**Assigned task**. Which of the lines in the records below hold the string "JSON"? Copy every one of them.

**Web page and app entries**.
↓↓↓

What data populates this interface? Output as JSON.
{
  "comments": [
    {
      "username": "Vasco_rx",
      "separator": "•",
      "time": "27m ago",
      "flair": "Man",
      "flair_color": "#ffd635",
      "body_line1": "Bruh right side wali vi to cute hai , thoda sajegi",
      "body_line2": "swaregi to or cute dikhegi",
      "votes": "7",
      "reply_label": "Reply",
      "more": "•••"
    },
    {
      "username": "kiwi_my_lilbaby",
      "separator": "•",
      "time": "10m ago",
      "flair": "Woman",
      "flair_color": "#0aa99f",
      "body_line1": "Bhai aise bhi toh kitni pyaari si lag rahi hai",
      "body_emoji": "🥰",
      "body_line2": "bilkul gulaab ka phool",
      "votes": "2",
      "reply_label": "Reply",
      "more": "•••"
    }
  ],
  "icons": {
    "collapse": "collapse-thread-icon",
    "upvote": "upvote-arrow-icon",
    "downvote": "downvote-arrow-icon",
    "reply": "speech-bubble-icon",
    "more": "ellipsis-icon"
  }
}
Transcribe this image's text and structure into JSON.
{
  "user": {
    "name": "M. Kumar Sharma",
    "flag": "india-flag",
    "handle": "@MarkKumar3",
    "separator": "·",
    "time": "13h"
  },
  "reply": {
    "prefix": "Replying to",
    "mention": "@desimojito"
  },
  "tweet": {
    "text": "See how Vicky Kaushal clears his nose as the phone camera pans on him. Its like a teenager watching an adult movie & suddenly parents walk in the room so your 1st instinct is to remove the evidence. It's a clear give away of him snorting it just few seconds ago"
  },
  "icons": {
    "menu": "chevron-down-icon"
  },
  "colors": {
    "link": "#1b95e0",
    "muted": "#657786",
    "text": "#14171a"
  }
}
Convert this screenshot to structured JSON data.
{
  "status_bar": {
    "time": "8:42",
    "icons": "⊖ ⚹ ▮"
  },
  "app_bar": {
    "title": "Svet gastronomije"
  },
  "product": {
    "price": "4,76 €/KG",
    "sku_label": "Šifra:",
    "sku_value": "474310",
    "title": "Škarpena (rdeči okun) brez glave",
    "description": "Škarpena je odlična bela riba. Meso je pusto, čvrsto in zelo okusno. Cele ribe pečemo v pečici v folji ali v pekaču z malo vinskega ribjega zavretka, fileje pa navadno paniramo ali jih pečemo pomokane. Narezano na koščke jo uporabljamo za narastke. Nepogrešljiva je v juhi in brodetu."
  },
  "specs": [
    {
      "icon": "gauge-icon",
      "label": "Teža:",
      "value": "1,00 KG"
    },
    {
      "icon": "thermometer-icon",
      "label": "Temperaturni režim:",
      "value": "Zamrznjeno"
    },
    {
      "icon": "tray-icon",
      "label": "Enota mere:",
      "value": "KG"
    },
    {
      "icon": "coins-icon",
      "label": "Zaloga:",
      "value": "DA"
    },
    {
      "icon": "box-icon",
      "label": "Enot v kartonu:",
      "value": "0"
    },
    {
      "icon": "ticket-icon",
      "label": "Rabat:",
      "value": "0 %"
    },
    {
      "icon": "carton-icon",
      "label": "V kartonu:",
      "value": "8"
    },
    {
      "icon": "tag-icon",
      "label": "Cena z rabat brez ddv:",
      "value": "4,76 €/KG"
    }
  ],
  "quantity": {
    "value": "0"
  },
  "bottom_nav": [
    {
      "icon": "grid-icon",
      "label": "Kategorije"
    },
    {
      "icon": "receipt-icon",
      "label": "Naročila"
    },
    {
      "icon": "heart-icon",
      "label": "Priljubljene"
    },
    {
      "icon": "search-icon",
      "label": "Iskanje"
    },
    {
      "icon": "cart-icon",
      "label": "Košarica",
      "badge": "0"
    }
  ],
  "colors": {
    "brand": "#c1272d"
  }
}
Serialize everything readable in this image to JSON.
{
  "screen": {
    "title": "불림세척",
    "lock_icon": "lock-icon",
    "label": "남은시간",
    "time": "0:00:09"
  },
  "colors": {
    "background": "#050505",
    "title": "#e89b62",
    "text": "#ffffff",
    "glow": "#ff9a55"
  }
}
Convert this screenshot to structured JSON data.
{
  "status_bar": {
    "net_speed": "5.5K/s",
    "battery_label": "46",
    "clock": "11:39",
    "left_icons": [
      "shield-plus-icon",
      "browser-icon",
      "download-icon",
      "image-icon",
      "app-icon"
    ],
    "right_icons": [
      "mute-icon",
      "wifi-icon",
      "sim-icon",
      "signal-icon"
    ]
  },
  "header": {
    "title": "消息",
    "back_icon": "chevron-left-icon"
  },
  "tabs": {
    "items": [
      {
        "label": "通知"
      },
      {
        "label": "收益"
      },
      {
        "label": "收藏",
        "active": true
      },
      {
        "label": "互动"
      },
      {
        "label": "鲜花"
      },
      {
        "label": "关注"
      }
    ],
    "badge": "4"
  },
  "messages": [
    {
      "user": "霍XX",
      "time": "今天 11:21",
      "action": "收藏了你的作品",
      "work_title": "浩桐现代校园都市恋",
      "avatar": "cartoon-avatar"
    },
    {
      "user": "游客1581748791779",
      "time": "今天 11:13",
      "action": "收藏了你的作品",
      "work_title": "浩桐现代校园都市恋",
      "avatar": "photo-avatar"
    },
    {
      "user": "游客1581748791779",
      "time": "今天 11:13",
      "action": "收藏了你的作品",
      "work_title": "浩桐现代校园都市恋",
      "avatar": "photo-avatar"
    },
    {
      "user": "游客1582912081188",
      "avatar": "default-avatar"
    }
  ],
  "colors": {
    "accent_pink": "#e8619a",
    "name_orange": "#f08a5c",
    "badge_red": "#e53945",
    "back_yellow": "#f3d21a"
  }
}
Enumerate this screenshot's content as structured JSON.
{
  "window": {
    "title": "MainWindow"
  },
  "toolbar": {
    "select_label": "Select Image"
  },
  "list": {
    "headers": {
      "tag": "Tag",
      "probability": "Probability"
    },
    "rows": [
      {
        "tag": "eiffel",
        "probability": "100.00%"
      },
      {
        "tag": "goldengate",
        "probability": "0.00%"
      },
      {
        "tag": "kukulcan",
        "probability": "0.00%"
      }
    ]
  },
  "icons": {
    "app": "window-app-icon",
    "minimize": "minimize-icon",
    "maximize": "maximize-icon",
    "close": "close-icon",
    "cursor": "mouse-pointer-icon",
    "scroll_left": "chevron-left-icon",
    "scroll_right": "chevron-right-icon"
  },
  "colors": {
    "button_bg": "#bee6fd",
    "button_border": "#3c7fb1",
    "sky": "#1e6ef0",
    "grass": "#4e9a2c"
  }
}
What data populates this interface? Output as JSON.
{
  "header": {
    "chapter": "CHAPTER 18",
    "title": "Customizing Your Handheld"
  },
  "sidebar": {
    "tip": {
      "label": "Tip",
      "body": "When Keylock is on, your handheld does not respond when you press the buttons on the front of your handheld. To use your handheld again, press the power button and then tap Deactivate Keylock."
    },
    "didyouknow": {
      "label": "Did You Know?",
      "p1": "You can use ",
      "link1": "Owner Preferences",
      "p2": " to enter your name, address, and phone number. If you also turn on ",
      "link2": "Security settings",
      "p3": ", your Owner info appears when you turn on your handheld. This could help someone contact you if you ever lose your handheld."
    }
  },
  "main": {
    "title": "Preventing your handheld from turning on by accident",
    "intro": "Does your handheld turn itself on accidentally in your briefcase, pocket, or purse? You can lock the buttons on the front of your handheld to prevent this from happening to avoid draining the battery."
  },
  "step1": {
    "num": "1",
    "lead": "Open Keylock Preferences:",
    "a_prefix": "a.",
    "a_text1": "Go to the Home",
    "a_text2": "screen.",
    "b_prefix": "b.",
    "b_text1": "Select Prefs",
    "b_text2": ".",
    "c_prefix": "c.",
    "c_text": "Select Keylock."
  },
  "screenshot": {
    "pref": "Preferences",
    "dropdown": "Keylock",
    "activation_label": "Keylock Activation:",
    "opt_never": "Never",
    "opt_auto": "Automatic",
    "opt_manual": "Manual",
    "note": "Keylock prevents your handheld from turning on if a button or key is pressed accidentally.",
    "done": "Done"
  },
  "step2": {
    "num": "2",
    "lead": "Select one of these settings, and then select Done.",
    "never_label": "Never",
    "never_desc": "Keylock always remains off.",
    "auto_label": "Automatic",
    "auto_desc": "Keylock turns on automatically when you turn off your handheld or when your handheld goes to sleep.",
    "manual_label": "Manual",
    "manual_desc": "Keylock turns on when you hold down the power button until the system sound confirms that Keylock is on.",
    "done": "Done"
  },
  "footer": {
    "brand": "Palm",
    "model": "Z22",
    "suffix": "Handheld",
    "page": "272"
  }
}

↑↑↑

**Response to the task**.
What data populates this interface? Output as JSON.
Transcribe this image's text and structure into JSON.
Convert this screenshot to structured JSON data.
Serialize everything readable in this image to JSON.
Convert this screenshot to structured JSON data.
Enumerate this screenshot's content as structured JSON.
What data populates this interface? Output as JSON.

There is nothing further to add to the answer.